*Information shown*
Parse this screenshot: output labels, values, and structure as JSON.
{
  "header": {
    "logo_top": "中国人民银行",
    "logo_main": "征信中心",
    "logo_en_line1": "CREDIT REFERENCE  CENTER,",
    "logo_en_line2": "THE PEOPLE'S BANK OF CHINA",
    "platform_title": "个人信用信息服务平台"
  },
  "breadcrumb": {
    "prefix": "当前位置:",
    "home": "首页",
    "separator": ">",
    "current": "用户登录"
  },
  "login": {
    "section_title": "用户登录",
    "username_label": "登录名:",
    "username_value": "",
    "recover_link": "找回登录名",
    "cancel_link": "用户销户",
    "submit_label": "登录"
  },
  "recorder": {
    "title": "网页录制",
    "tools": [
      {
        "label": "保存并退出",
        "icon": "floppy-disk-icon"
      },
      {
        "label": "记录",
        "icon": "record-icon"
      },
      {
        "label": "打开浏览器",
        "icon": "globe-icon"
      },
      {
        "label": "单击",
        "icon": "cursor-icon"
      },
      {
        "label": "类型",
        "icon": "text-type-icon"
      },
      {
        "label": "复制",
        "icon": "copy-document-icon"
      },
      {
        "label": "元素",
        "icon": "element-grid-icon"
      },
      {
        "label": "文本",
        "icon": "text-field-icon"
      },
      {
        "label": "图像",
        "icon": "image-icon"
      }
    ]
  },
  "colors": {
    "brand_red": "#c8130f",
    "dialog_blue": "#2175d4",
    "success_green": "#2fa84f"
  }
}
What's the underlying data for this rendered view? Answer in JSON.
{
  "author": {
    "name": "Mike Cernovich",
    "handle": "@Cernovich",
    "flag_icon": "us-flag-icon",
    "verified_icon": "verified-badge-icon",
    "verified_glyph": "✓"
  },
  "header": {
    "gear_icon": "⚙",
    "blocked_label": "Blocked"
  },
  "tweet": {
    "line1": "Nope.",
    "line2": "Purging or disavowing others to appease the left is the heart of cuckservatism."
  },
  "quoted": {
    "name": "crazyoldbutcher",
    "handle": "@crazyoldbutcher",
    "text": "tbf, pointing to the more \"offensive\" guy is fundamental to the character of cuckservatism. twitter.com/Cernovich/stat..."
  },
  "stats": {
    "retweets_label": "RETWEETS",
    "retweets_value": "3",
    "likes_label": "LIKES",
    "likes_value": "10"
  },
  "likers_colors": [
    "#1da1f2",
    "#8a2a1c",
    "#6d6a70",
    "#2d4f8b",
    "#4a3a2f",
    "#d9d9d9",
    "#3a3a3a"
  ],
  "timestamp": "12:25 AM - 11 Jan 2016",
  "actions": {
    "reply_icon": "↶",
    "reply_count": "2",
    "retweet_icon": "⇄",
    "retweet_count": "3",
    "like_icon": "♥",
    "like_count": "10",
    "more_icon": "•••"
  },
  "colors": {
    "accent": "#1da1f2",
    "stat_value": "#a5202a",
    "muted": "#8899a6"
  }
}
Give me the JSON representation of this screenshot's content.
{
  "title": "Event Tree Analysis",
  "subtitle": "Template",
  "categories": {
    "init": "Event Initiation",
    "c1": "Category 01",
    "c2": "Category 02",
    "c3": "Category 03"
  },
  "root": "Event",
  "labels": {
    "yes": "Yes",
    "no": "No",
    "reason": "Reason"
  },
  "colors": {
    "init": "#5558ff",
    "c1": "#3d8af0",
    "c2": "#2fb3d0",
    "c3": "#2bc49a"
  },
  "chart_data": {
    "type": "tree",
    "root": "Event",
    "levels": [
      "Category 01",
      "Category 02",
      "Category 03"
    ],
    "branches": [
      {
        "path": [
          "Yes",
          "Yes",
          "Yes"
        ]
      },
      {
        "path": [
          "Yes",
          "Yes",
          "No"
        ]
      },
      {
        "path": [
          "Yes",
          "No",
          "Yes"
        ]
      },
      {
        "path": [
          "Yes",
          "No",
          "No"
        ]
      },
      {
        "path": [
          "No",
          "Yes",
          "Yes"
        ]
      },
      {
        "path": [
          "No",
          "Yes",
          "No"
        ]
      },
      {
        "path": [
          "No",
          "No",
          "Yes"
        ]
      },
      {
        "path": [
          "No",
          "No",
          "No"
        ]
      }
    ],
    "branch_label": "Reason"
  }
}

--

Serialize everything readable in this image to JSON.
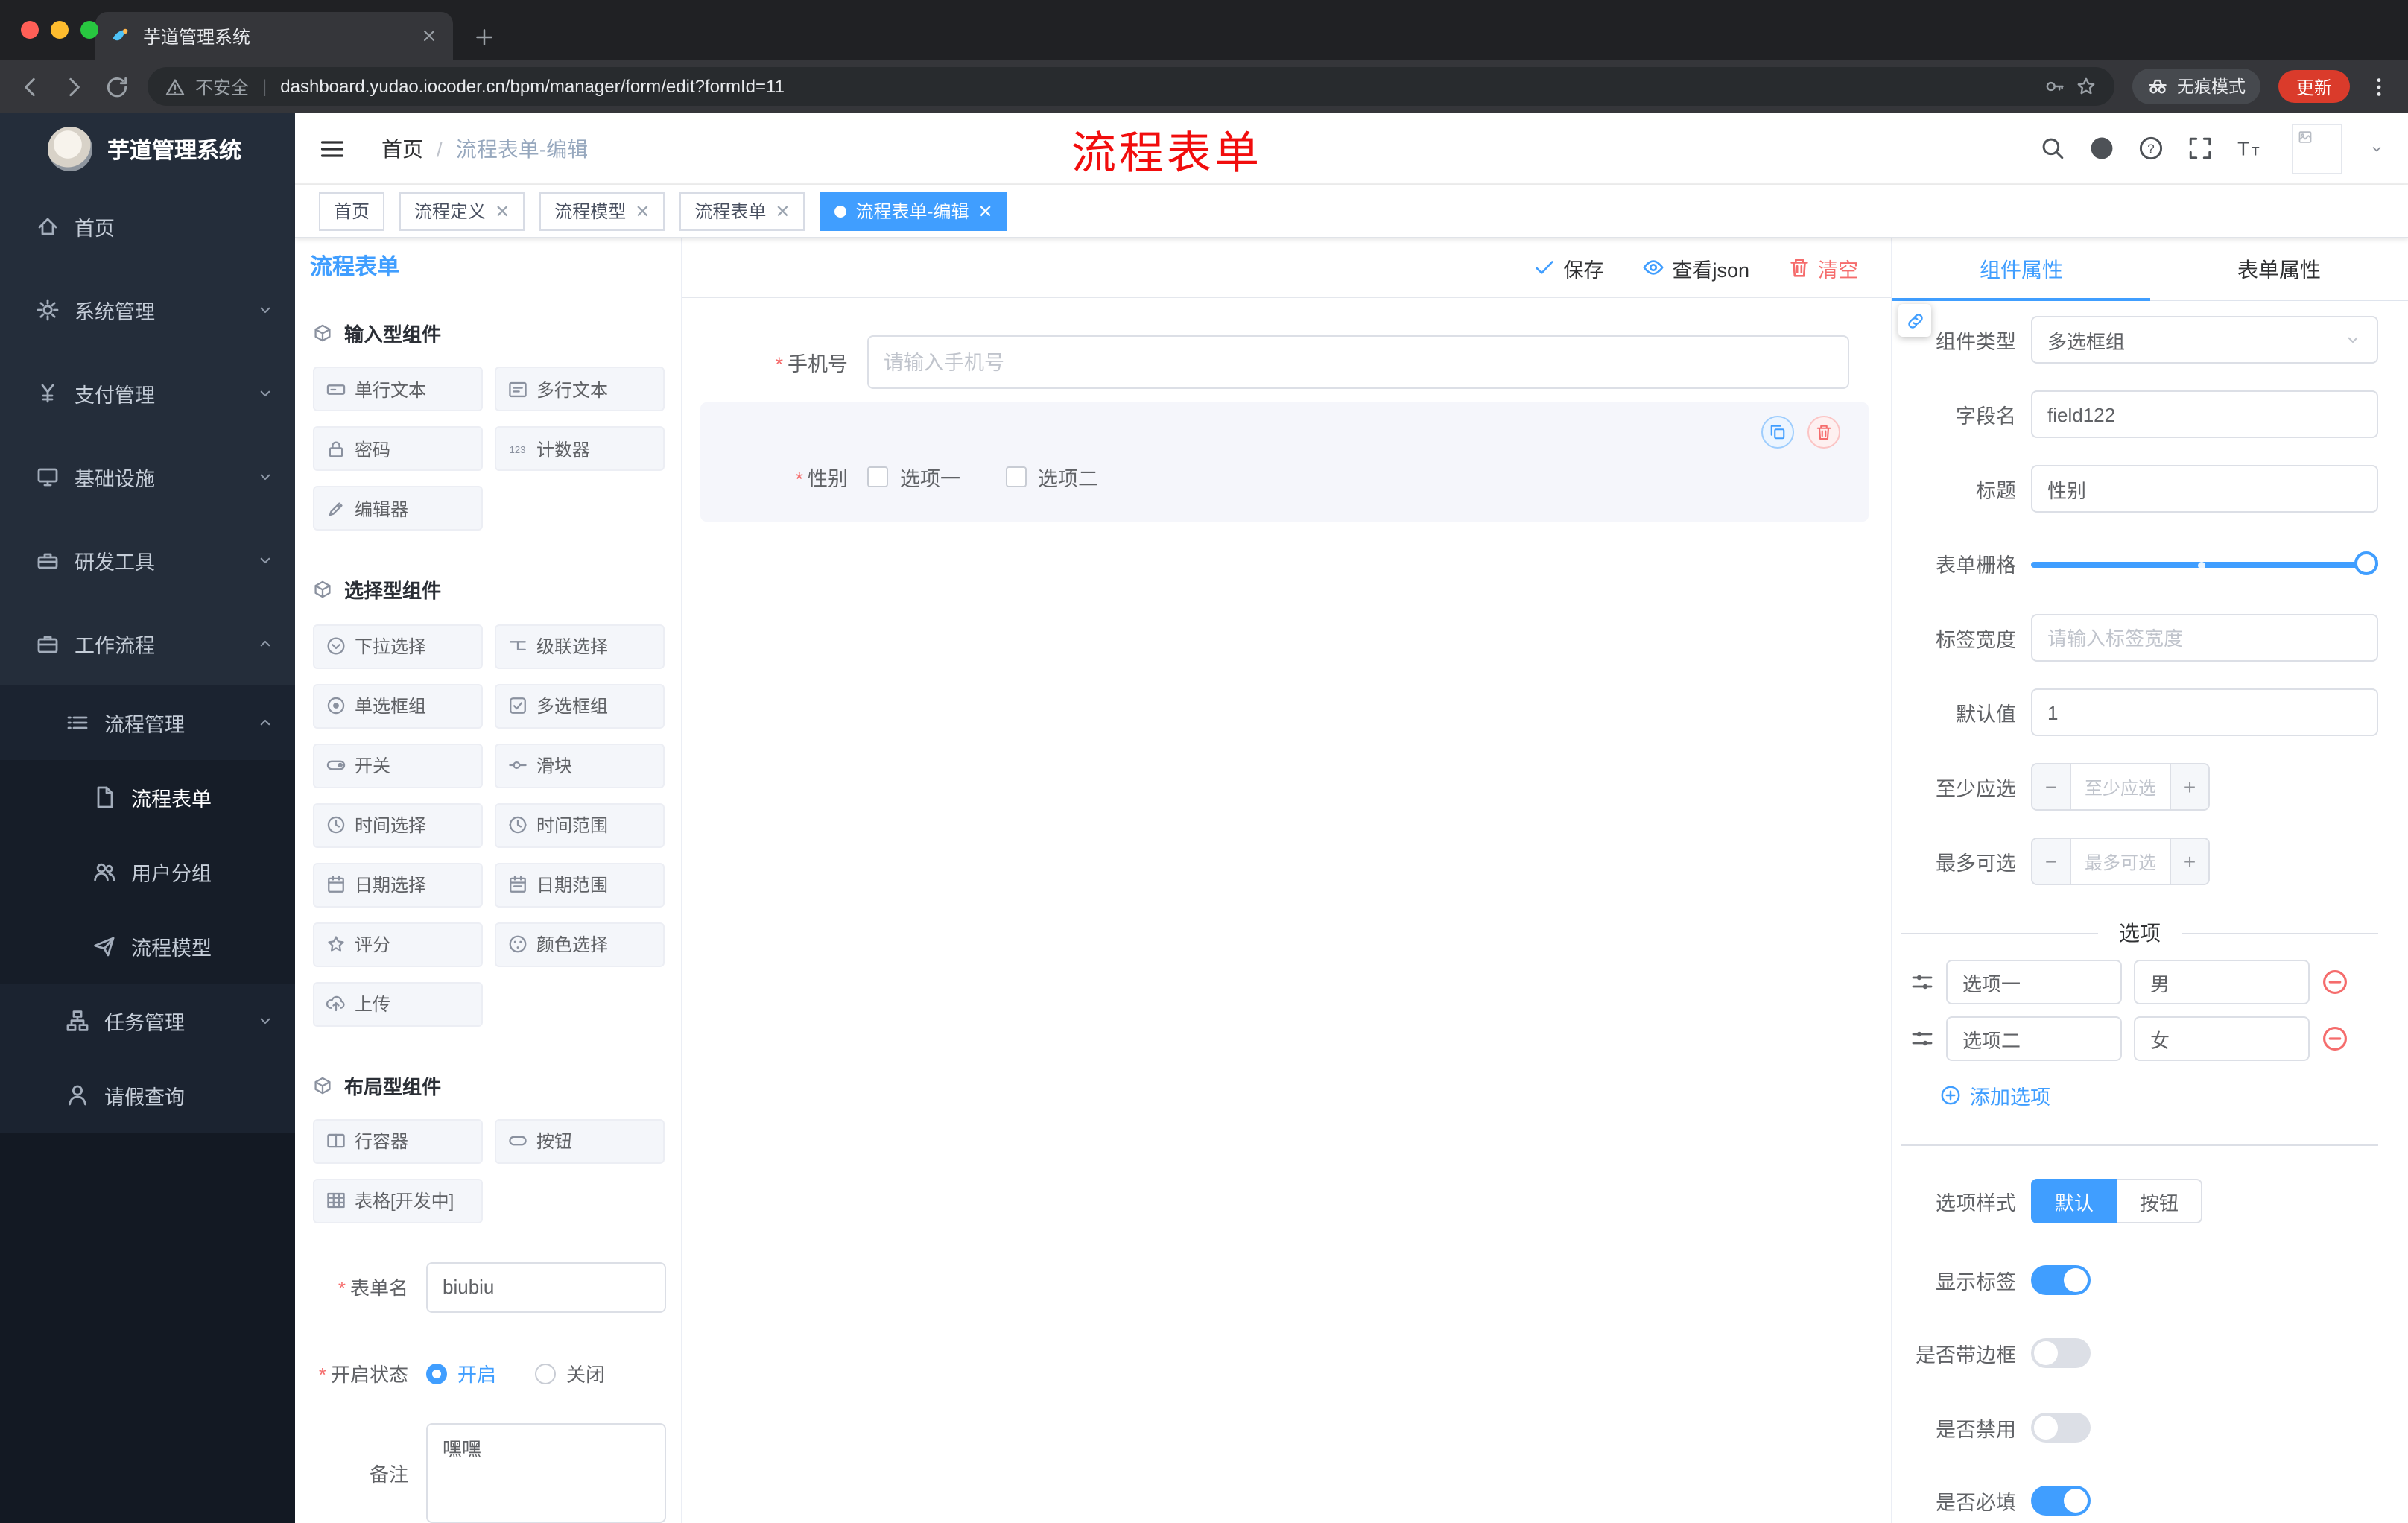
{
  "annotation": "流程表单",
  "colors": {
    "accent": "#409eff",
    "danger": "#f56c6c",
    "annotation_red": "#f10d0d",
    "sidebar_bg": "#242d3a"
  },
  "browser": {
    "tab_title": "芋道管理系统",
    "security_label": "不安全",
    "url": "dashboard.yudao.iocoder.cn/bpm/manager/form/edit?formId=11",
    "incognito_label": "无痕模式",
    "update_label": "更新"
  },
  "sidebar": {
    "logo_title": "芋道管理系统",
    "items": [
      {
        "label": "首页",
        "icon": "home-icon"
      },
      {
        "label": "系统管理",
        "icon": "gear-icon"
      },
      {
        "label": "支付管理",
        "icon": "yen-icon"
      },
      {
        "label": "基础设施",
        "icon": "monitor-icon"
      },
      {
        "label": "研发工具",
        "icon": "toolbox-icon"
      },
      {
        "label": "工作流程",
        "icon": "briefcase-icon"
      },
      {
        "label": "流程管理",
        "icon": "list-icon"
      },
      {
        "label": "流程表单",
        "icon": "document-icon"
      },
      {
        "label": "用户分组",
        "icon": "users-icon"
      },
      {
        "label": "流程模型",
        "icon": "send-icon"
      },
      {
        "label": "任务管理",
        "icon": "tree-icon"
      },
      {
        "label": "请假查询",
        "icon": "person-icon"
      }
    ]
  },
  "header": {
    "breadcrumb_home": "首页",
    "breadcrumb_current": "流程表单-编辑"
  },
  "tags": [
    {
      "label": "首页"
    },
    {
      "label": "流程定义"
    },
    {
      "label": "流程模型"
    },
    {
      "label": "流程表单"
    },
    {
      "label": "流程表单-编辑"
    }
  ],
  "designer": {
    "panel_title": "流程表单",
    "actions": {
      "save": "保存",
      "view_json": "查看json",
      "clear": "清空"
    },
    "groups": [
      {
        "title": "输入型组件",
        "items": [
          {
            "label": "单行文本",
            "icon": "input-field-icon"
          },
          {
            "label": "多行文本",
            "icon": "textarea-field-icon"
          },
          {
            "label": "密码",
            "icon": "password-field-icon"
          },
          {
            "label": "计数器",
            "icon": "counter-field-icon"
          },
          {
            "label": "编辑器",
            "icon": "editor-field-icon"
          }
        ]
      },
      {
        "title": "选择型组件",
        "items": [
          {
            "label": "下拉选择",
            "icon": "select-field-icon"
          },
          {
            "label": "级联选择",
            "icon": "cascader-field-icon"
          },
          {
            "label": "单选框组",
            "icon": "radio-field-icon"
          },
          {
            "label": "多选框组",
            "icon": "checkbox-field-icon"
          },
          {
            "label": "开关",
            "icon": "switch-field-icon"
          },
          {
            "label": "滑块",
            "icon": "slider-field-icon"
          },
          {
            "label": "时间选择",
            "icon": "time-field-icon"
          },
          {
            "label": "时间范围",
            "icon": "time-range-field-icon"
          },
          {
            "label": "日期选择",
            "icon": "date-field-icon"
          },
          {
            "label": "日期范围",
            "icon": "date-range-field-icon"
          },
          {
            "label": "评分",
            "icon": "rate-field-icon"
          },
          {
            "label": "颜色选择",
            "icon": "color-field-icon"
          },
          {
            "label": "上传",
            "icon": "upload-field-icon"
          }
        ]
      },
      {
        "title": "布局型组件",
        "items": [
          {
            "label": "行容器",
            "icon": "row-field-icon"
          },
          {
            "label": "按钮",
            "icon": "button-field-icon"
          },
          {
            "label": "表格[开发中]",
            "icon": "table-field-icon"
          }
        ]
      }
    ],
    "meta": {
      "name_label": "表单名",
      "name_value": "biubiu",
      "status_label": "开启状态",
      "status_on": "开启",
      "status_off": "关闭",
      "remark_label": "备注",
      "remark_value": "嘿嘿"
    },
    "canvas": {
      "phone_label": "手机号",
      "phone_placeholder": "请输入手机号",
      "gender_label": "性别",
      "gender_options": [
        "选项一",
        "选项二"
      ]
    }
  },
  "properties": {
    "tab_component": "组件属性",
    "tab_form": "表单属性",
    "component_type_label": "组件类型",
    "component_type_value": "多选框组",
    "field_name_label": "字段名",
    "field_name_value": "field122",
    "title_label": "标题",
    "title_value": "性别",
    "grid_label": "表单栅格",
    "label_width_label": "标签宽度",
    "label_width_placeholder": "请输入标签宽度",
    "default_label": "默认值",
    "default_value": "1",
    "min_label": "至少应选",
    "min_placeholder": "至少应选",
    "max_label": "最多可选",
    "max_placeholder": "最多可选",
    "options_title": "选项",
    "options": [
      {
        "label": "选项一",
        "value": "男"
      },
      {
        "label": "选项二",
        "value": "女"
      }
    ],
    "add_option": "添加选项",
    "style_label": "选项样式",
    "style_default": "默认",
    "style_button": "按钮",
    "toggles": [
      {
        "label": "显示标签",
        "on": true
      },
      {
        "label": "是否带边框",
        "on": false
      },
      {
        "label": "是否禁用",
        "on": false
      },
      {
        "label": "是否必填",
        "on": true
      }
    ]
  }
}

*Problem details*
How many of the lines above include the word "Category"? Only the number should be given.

*Reply*
6